I woke up this morning, turned on the news in my living room – put a Hazelnut coffee into the Keurig and sat down to check my email. On the news, the local news station was doing a small bit on wedding dress rentals, and how it has become the latest trend among brides. After hearing just that, I put down my coffee and watched the spot to find out more about this trend.
“My wedding dress was just sitting in my closet, in a box, taking up space – I wasnt using it!” – said one of the women who had sold her wedding dress from just a few years ago – to a trendy bridal boutique in NH. Puzzled, I sat and listened through the rest. The owner of the boutique told the reporter, “Brides and Grooms have been doing it wrong the whole time. Brides should be renting their dresses, and Grooms should be buying their tuxedos!” (Insert jaw drop). Was she really saying this? Did she really mean it? Please tell me it was just my morning brain without that first sip of coffee being fuzzy and playing tricks on me.

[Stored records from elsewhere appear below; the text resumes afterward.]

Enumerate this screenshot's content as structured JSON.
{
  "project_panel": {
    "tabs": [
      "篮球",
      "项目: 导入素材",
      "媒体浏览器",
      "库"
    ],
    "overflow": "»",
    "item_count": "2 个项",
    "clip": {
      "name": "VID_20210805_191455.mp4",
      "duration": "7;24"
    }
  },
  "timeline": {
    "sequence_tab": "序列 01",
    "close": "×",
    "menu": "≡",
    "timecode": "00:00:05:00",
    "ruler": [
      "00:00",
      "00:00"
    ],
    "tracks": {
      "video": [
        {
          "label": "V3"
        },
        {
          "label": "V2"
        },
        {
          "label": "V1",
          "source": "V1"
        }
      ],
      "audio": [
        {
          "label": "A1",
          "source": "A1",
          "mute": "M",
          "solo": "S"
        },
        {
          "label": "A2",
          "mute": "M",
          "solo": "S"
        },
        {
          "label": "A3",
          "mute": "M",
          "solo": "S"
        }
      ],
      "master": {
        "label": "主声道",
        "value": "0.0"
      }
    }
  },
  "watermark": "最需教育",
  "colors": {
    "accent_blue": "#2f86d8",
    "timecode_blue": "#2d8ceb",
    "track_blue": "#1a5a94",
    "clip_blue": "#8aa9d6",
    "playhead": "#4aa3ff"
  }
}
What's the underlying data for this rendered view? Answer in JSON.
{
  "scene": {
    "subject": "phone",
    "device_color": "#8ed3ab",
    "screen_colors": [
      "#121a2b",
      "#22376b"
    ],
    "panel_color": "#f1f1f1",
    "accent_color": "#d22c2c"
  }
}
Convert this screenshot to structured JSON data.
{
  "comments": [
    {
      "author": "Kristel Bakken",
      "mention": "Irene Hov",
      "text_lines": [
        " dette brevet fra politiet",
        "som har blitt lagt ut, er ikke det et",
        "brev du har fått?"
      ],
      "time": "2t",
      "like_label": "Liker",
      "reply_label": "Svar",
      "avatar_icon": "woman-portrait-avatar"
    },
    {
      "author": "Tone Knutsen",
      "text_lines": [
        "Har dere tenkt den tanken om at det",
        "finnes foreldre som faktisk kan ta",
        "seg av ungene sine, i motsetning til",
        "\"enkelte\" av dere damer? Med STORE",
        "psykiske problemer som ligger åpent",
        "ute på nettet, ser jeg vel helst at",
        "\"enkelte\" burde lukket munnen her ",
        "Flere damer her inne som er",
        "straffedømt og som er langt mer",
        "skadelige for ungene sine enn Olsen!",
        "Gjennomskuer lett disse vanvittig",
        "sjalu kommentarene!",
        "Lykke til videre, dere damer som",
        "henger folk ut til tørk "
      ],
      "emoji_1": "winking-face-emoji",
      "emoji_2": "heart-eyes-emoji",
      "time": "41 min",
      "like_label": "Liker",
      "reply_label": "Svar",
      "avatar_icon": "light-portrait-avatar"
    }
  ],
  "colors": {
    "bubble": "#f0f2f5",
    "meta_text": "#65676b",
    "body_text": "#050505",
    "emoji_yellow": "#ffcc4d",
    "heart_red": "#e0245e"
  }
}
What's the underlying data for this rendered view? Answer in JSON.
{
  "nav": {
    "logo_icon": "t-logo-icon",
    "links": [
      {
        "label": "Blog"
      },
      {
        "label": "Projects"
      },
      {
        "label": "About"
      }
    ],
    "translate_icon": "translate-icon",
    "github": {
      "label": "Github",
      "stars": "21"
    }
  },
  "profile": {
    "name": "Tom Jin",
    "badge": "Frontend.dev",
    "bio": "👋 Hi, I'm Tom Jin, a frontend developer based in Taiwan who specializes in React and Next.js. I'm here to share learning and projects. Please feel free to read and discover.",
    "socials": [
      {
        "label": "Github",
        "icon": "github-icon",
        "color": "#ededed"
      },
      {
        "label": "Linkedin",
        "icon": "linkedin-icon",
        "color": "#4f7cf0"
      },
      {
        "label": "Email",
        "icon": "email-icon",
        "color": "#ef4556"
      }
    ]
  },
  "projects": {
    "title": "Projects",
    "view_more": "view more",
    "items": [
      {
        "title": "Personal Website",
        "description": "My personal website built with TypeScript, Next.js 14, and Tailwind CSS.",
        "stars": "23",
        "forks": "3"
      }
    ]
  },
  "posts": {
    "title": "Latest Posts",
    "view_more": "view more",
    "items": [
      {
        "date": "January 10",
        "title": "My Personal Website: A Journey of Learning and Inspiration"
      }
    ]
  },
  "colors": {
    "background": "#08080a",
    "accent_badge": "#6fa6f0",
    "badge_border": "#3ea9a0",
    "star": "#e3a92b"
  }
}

I then thought about it. Where is my wedding dress? Well, I remember. Its in my closet, in a garment bag. Am I annoyed by it? No. Does it take up too much space? Nope. Am I all fidgety because its there and Im not able to use it? Um, sure Id love to wear it everyday. But Im A-OK with it being unworn. You see, I have a different view on wedding dresses, than this boutique owner does. I believe that wedding dresses should be worn and kept, perhaps to get passed down onto daughters or granddaughters, or whomever else wants to wear them. The whole thought of 20 brides wearing the same rented dress cheapens the whole idea of wedding dresses in general. From the beginning of time, wedding attire was something to be coveted. It was ornate and usually quite expensive. I am highly doubting that Victorian and Edwardian women went to a wedding dress rental shop for their gowns. Sure, dresses were borrowed among family – I once knew of a dress that was worn by three generations of women in the same family. How special that truly is.
As if weddings these days were not sterile and cookie-cutter enough, why encourage women to make their weddings even more impersonal by renting a wedding dress. One bride-to-be during the interview said, “I wouldnt normally be able to wear this $7,000 Lazaro wedding gown, but I can rent it for $699!!” – So that just made a perfect point for me, I hope you got it too. Normally, women dont spend $7,000 on a wedding gown, but perhaps they want others to think they did. Thats what I think, at least.
It is absolutely possible to spend $699 (or less) on an incredible wedding gown. When shopping for my wedding dress, I tried on 100 different styles but finally found a LaSposa gown that suited my taste perfectly. Was it in my budget, kind of. But luckily the boutique in NYC price matched any other store in the area – so I found the exact same dress across the river in Hoboken for $300 less.
So, girls – please, for the love of lace – do NOT rent your wedding gown. Buy one used, remake your grandmothers gown into something more suitable for you or even better, BUY VINTAGE!
Here are a few of my most FAVORITE vintage wedding gowns on Etsy, right now:
A 1930s eyelet lace wedding gown in a VERY healthy size – $386 @ RococoVintage
A 1960s simple white strapless short wedding dress – backyard farm weddings, this is your dress – $400 @ CoralVintage
This 1950s wedding dress will let you channel your inner Kate Middleton! $435 @ DearGolden